Task statement
Retype the records exactly, with nothing added or dropped.

Extracted information
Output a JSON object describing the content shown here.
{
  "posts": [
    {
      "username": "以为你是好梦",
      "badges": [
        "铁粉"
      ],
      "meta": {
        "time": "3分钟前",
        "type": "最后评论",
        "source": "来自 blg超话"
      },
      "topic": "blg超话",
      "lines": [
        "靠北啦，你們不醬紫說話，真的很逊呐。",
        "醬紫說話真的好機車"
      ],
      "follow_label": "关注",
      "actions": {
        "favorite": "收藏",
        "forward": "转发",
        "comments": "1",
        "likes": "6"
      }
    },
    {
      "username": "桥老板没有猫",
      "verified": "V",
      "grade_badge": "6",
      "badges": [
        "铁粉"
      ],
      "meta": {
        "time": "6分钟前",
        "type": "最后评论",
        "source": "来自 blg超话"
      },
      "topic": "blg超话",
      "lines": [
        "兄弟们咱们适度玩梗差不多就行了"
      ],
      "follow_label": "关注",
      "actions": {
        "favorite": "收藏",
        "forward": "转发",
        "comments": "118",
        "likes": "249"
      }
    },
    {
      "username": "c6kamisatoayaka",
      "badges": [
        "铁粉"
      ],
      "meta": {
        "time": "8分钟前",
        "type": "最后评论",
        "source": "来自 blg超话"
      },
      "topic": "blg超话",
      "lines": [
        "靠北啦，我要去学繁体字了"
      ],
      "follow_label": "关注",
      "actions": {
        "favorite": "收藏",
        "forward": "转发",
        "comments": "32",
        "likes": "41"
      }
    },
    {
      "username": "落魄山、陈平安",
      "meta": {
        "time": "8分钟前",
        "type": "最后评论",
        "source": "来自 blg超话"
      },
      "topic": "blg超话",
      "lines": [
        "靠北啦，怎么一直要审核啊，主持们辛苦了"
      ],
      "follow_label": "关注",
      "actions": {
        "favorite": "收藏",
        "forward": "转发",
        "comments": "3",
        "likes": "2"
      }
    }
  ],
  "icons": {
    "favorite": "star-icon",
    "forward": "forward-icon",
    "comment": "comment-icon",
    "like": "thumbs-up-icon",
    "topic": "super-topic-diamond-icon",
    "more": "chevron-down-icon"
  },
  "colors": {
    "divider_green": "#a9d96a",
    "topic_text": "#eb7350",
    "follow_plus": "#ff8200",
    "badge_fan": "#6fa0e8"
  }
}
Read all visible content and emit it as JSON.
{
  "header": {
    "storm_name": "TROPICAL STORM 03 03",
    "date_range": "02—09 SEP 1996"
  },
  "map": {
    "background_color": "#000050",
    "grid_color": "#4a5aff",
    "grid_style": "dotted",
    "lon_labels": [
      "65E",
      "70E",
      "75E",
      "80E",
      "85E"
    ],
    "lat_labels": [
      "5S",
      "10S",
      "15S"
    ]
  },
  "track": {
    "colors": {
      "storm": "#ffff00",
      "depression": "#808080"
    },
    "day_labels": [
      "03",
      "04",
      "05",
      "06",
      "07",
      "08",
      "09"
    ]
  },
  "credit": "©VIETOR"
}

Result of the exercise
Output a JSON object describing the content shown here.
{
  "posts": [
    {
      "username": "以为你是好梦",
      "badges": [
        "铁粉"
      ],
      "meta": {
        "time": "3分钟前",
        "type": "最后评论",
        "source": "来自 blg超话"
      },
      "topic": "blg超话",
      "lines": [
        "靠北啦，你們不醬紫說話，真的很逊呐。",
        "醬紫說話真的好機車"
      ],
      "follow_label": "关注",
      "actions": {
        "favorite": "收藏",
        "forward": "转发",
        "comments": "1",
        "likes": "6"
      }
    },
    {
      "username": "桥老板没有猫",
      "verified": "V",
      "grade_badge": "6",
      "badges": [
        "铁粉"
      ],
      "meta": {
        "time": "6分钟前",
        "type": "最后评论",
        "source": "来自 blg超话"
      },
      "topic": "blg超话",
      "lines": [
        "兄弟们咱们适度玩梗差不多就行了"
      ],
      "follow_label": "关注",
      "actions": {
        "favorite": "收藏",
        "forward": "转发",
        "comments": "118",
        "likes": "249"
      }
    },
    {
      "username": "c6kamisatoayaka",
      "badges": [
        "铁粉"
      ],
      "meta": {
        "time": "8分钟前",
        "type": "最后评论",
        "source": "来自 blg超话"
      },
      "topic": "blg超话",
      "lines": [
        "靠北啦，我要去学繁体字了"
      ],
      "follow_label": "关注",
      "actions": {
        "favorite": "收藏",
        "forward": "转发",
        "comments": "32",
        "likes": "41"
      }
    },
    {
      "username": "落魄山、陈平安",
      "meta": {
        "time": "8分钟前",
        "type": "最后评论",
        "source": "来自 blg超话"
      },
      "topic": "blg超话",
      "lines": [
        "靠北啦，怎么一直要审核啊，主持们辛苦了"
      ],
      "follow_label": "关注",
      "actions": {
        "favorite": "收藏",
        "forward": "转发",
        "comments": "3",
        "likes": "2"
      }
    }
  ],
  "icons": {
    "favorite": "star-icon",
    "forward": "forward-icon",
    "comment": "comment-icon",
    "like": "thumbs-up-icon",
    "topic": "super-topic-diamond-icon",
    "more": "chevron-down-icon"
  },
  "colors": {
    "divider_green": "#a9d96a",
    "topic_text": "#eb7350",
    "follow_plus": "#ff8200",
    "badge_fan": "#6fa0e8"
  }
}
Read all visible content and emit it as JSON.
{
  "header": {
    "storm_name": "TROPICAL STORM 03 03",
    "date_range": "02—09 SEP 1996"
  },
  "map": {
    "background_color": "#000050",
    "grid_color": "#4a5aff",
    "grid_style": "dotted",
    "lon_labels": [
      "65E",
      "70E",
      "75E",
      "80E",
      "85E"
    ],
    "lat_labels": [
      "5S",
      "10S",
      "15S"
    ]
  },
  "track": {
    "colors": {
      "storm": "#ffff00",
      "depression": "#808080"
    },
    "day_labels": [
      "03",
      "04",
      "05",
      "06",
      "07",
      "08",
      "09"
    ]
  },
  "credit": "©VIETOR"
}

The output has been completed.